Book Image

Entity Framework Tutorial (Update) - Second Edition

By : Joydip Kanjilal
Book Image

Entity Framework Tutorial (Update) - Second Edition

By: Joydip Kanjilal

Overview of this book

The ADO.NET Entity Framework from Microsoft is a new ADO.NET development framework that provides a level of abstraction for data access strategies and solves the impedance mismatch issues that exist between different data models This book explores Microsoft’s Entity Framework and explains how it can used to build enterprise level applications. It will also teach you how you can work with RESTful Services and Google’s Protocol Buffers with Entity Framework and WCF. You will explore how to use Entity Framework with ASP.NET Web API and also how to consume the data exposed by Entity Framework from client applications of varying types, i.e., ASP.NET MVC, WPF and Silverlight. You will familiarize yourself with the new features and improvements introduced in Entity Framework including enhanced POCO support, template-based code generation, tooling consolidation and connection resiliency. By the end of the book, you will be able to successfully extend the new functionalities of Entity framework into your project.
Table of Contents (16 chapters)
Entity Framework Tutorial Second Edition
About the Author
About the Reviewers

What is the ADO.NET Entity Framework?

Entity Framework is a type of ORM. It is a development platform that provides a layer of abstraction on top of the relational or logical model. In doing so, it isolates the object model of the application from the way the data is actually stored in the relational store. Developers can use the ADO.NET Entity Framework to program against an object model rather than the logical or relationship model.

This is illustrated using the self-explanatory diagram that follows:

This level of abstraction is achieved using the Entity Data Model (EDM)—an extended entity relationship model. The EDM reduces the dependency of your domain object model on the database schema of the data store in use.

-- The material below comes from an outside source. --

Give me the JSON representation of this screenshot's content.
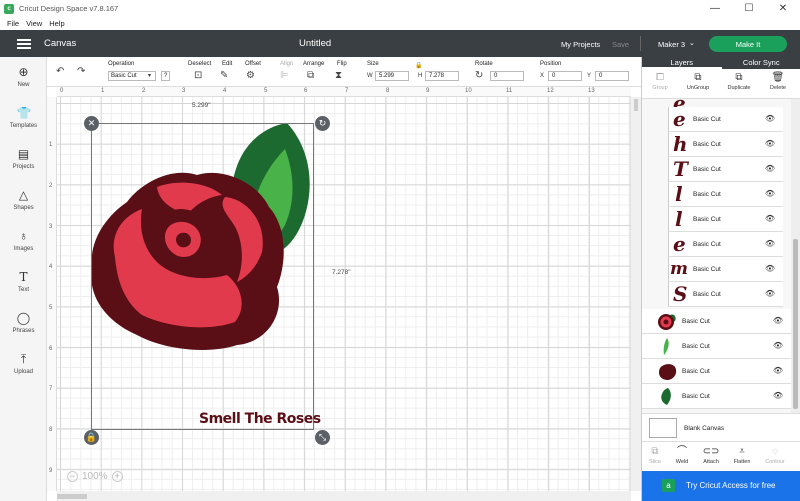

We will discuss more on this topic later in this chapter.

Developers can use the ADO.NET Entity Framework to work with domain-specific properties such as employee name, employee address, contact details, and so on, without having to be concerned with how the actual data is stored and represented in the underlying data store. The framework can take care of the necessary translations to either retrieve data from your data store or perform inserts, updates, and deletes. Also, Entity Framework provides support to cache data automatically by default.

Is Entity Framework just another ORM?

The ADO.NET Entity Framework is an extended ORM technology from Microsoft. We say it is an extended ORM because it has many additional features compared to a typical ORM. ORMs often use metadata and factory classes to retrieve data or collections of data.


Factory classes are based on the factory design pattern and are used to create instances of classes without exposing the instantiation logic to the client.

On the contrary, using Entity Framework, you can easily map your data to be accessible in a relational representation in the database to objects, no matter how the mapping is implemented. You can expose different data views to your application without having to change your relational schema. In essence, this allows the applications to have their own view of the data. The applications can even reuse the same views of data among themselves.

The major difference between Entity Framework and ORM tools is the EDM and the former's ability to query data using strongly typed LINQ. You can even use Entity SQL, a T-SQL-like query language to query the EDM, to execute dynamic queries. In addition to what a typical ORM framework provides, the Entity Framework provides and supports entity inheritance, entity composition, and a flexible, loosely-coupled, three-tiered model consisting of the conceptual model, the mapping layer, and the storage model. Please refer to the Appendix section for links to resources on this topic.

Entity Framework even enables you to extend the existing schema. In other words, you can extend the generated entity classes to create your own custom entity classes. You can define relationships of any kind such as one-to-one, one-to-many, and even many-to-many.